Atlanta lawmakers approved a measure on Monday aimed at powering the city entirely on renewable energy sources, including solar and wind, by 2035.
A resolution introduced by city council member Kwanza Hall and unanimously approved commits city government to develop a plan for transitioning all of its buildings to clean electricity sources by 2025, and for the entire city to go green a decade later.
“We know that moving to clean energy will create good jobs, clean up our air and water and lower our residents’ utility bills,” Hall, who’s also a Democratic candidate for mayor, said in a statement. “We never thought we’d be away from landline phones or desktop computers, but today we carry our smart phones around and they’re more powerful than anything we used to have. We have to set an ambitious goal or we’re never going to get there.”
Atlanta becomes the 27th U.S. city and the first in Georgia to pledge a 100-percent renewable energy goal, according to the Sierra Club.
Ted Terry, director of the Sierra Club’s Georgia Chapter, celebrated the city’s leadership in confronting climate change.
“Just days after hundreds of thousands marched for climate action across the globe, city leaders here in Atlanta are answering the call,” Terry said in a statement. “Today’s commitment will inspire bold, ambitious leadership from cities throughout the United States and pave the way for a healthier and stronger Atlanta.”
Monday’s vote comes less than a month after Hall came under fire for voicing skepticism about climate change.

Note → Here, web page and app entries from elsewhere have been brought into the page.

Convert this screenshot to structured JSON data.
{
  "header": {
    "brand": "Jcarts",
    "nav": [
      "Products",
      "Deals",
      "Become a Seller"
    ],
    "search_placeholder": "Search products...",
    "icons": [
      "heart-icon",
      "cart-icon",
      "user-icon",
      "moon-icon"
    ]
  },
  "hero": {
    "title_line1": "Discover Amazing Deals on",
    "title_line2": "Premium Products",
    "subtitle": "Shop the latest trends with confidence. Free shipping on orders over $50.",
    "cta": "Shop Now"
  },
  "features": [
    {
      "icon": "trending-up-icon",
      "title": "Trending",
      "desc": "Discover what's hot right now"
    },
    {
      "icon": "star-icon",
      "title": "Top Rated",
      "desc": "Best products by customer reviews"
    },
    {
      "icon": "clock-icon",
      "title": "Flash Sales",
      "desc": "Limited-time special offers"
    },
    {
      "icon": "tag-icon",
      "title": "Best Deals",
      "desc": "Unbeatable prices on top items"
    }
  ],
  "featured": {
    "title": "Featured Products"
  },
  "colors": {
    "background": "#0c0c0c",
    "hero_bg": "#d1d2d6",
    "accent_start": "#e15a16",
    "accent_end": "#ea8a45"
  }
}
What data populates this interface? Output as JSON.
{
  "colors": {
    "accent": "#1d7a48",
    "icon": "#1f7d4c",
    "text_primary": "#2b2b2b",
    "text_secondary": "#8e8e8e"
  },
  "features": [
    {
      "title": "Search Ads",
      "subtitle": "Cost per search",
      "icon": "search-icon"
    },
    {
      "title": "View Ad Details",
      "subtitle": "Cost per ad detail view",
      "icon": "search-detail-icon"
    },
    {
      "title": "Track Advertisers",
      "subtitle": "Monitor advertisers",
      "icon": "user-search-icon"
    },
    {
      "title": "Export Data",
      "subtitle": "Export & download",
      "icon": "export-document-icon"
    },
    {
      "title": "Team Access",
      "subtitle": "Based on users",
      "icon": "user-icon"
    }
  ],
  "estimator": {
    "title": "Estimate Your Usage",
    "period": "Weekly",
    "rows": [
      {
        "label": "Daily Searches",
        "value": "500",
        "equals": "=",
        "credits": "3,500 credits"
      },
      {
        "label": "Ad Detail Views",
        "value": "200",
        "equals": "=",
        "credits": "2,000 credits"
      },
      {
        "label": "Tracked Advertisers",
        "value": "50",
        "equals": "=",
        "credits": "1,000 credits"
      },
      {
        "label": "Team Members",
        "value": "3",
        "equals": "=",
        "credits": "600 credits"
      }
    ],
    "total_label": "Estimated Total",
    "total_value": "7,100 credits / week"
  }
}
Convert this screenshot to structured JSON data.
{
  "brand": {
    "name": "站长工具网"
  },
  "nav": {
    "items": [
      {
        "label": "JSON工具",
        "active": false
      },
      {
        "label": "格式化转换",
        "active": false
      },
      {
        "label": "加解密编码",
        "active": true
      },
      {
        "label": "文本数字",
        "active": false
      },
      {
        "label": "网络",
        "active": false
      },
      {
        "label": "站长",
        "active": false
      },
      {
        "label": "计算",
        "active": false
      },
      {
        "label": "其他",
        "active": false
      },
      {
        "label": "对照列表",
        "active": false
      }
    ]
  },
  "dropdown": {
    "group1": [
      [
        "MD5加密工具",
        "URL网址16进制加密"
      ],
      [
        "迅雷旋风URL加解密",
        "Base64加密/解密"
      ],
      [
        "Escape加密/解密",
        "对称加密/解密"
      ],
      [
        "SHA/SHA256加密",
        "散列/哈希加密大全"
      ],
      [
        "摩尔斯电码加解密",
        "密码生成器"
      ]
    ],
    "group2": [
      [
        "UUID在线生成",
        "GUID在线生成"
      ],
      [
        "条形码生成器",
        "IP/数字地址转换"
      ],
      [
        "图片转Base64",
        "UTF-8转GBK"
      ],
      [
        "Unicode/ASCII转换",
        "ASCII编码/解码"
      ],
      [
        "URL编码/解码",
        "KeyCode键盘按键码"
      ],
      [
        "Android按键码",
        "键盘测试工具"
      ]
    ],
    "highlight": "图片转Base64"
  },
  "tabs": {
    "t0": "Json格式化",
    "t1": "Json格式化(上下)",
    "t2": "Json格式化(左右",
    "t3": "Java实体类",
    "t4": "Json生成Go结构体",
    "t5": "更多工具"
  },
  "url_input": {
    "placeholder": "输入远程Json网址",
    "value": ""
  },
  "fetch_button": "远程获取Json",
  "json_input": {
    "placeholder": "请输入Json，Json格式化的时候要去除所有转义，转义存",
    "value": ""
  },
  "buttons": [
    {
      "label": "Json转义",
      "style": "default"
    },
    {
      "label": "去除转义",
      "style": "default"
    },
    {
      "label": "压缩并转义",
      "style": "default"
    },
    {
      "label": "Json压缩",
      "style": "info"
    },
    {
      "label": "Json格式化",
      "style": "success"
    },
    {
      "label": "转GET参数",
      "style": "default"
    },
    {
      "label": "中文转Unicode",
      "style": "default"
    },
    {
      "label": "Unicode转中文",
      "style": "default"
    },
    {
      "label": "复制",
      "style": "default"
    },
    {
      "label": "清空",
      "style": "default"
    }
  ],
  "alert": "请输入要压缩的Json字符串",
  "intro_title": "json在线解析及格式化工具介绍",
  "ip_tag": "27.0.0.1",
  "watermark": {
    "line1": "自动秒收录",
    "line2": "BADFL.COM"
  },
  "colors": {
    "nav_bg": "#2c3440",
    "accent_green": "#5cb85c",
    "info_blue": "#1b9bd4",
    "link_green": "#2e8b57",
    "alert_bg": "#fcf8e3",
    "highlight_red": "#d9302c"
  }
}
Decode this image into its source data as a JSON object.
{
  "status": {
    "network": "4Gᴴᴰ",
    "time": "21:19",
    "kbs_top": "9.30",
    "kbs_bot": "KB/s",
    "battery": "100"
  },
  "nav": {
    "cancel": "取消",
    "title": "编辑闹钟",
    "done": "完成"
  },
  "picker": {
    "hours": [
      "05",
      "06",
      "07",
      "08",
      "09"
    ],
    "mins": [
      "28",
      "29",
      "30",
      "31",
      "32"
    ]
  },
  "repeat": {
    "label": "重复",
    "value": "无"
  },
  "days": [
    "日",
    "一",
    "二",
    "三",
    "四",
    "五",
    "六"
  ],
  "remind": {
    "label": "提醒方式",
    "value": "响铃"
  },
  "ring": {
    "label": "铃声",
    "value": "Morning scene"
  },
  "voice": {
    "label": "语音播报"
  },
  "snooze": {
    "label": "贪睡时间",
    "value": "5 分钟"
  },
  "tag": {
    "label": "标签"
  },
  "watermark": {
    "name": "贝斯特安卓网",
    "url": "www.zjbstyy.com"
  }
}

“I got a question mark on the global warming thing,” he said at a forum last month, the Atlanta Journal-Constitution reported. “I do believe in sustainability. I’m a science-minded person and I have a science background. But stuff is in the media too much. … It’s hard for me to be convinced sometimes.”
One day after his controversial remark, Hall issued a press release spelling out his goal to make the city run on clean energy and clarifying his previous comment.
“I did not articulate where I am coming from clearly, at all,” he said. “I believe in science, and the overwhelming scientific consensus that tells us that our planet is warming and it is caused by humans burning fossil fuels. What I’m not sold on is the politicization of big issues like climate change. A lot of it is senseless propaganda, and it comes from both sides.”
Atlanta’s commitment follows a similar pledge by the city of South Lake Tahoe, California, last month.